Citation: Hou J, Chen W, Lu H, Zhao H, Gao S, Liu W, Dong X and Guo Z (2018) Exploring the Therapeutic Mechanism of Desmodium styracifolium on Oxalate Crystal-Induced Kidney Injuries Using Comprehensive Approaches Based on Proteomics and Network Pharmacology. Front. Pharmacol. 9:620. doi: 10.3389/fphar.2018.00620
Received: 06 January 2018; Accepted: 23 May 2018;
Published: 13 June 2018.
Edited by:Aiping Lu, Hong Kong Baptist University, Hong Kong
Reviewed by:John D. Imig, Medical College of Wisconsin, United States
Shahper Nazeer Khan, Aligarh Muslim University, India
Copyright © 2018 Hou, Chen, Lu, Zhao, Gao, Liu, Dong and Guo. This is an open-access article distributed under the terms of the Creative Commons Attribution License (CC BY). The use, distribution or reproduction in other forums is permitted, provided the original author(s) and the copyright owner are credited and that the original publication in this journal is cited, in accordance with accepted academic practice.
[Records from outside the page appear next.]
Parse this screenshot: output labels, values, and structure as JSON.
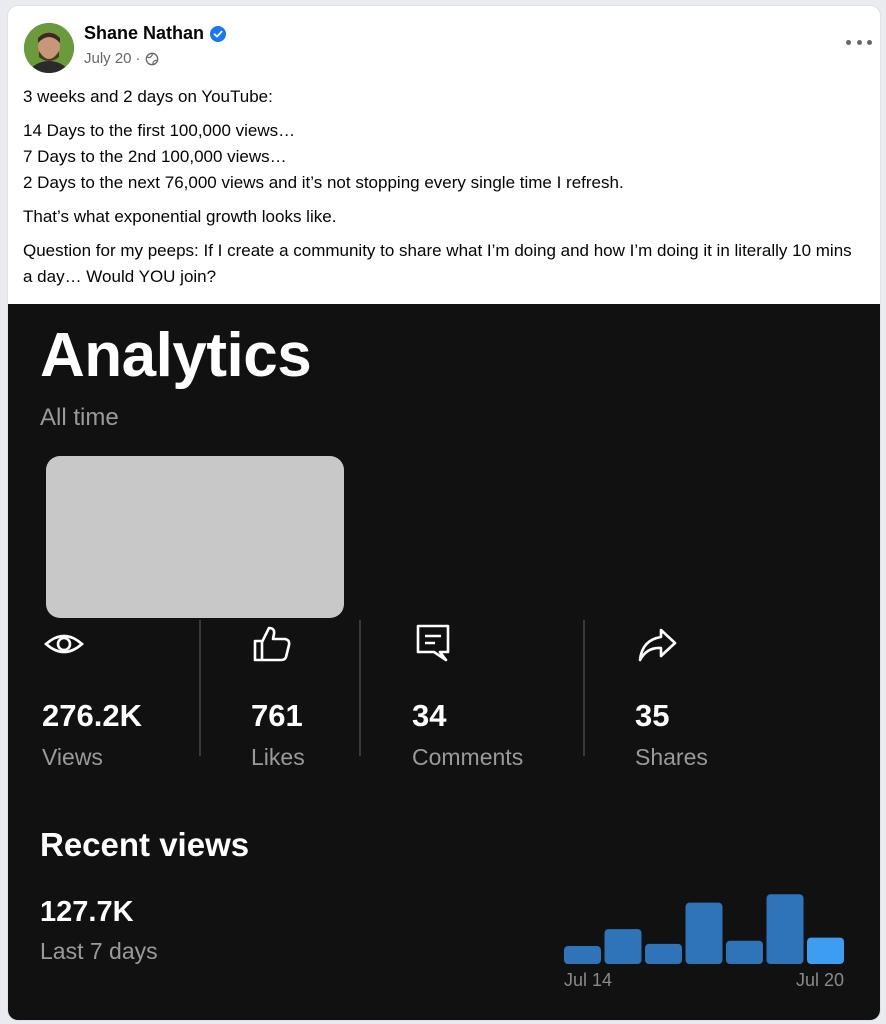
{
  "post": {
    "author": "Shane Nathan",
    "date": "July 20",
    "separator": "·",
    "lines": [
      "3 weeks and 2 days on YouTube:",
      "14 Days to the first 100,000 views…\n7 Days to the 2nd 100,000 views…\n2 Days to the next 76,000 views and it’s not stopping every single time I refresh.",
      "That’s what exponential growth looks like.",
      "Question for my peeps: If I create a community to share what I’m doing and how I’m doing it in literally 10 mins a day… Would YOU join?"
    ]
  },
  "analytics": {
    "title": "Analytics",
    "subtitle": "All time",
    "stats": [
      {
        "icon": "eye-icon",
        "value": "276.2K",
        "label": "Views"
      },
      {
        "icon": "thumbs-up-icon",
        "value": "761",
        "label": "Likes"
      },
      {
        "icon": "comment-icon",
        "value": "34",
        "label": "Comments"
      },
      {
        "icon": "share-icon",
        "value": "35",
        "label": "Shares"
      }
    ],
    "recent": {
      "title": "Recent views",
      "value": "127.7K",
      "label": "Last 7 days"
    }
  },
  "colors": {
    "bar": "#2f74b9",
    "bar_highlight": "#3d9df1",
    "verified": "#1877f2"
  },
  "chart_data": {
    "type": "bar",
    "categories": [
      "Jul 14",
      "Jul 15",
      "Jul 16",
      "Jul 17",
      "Jul 18",
      "Jul 19",
      "Jul 20"
    ],
    "tick_labels": [
      "Jul 14",
      "Jul 20"
    ],
    "values": [
      17,
      33,
      19,
      58,
      22,
      66,
      25
    ],
    "highlight_index": 6,
    "ylim": [
      0,
      70
    ],
    "grid": false
  }
}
No use, distribution or reproduction is permitted which does not comply with these terms.
†These authors have contributed equally to this work.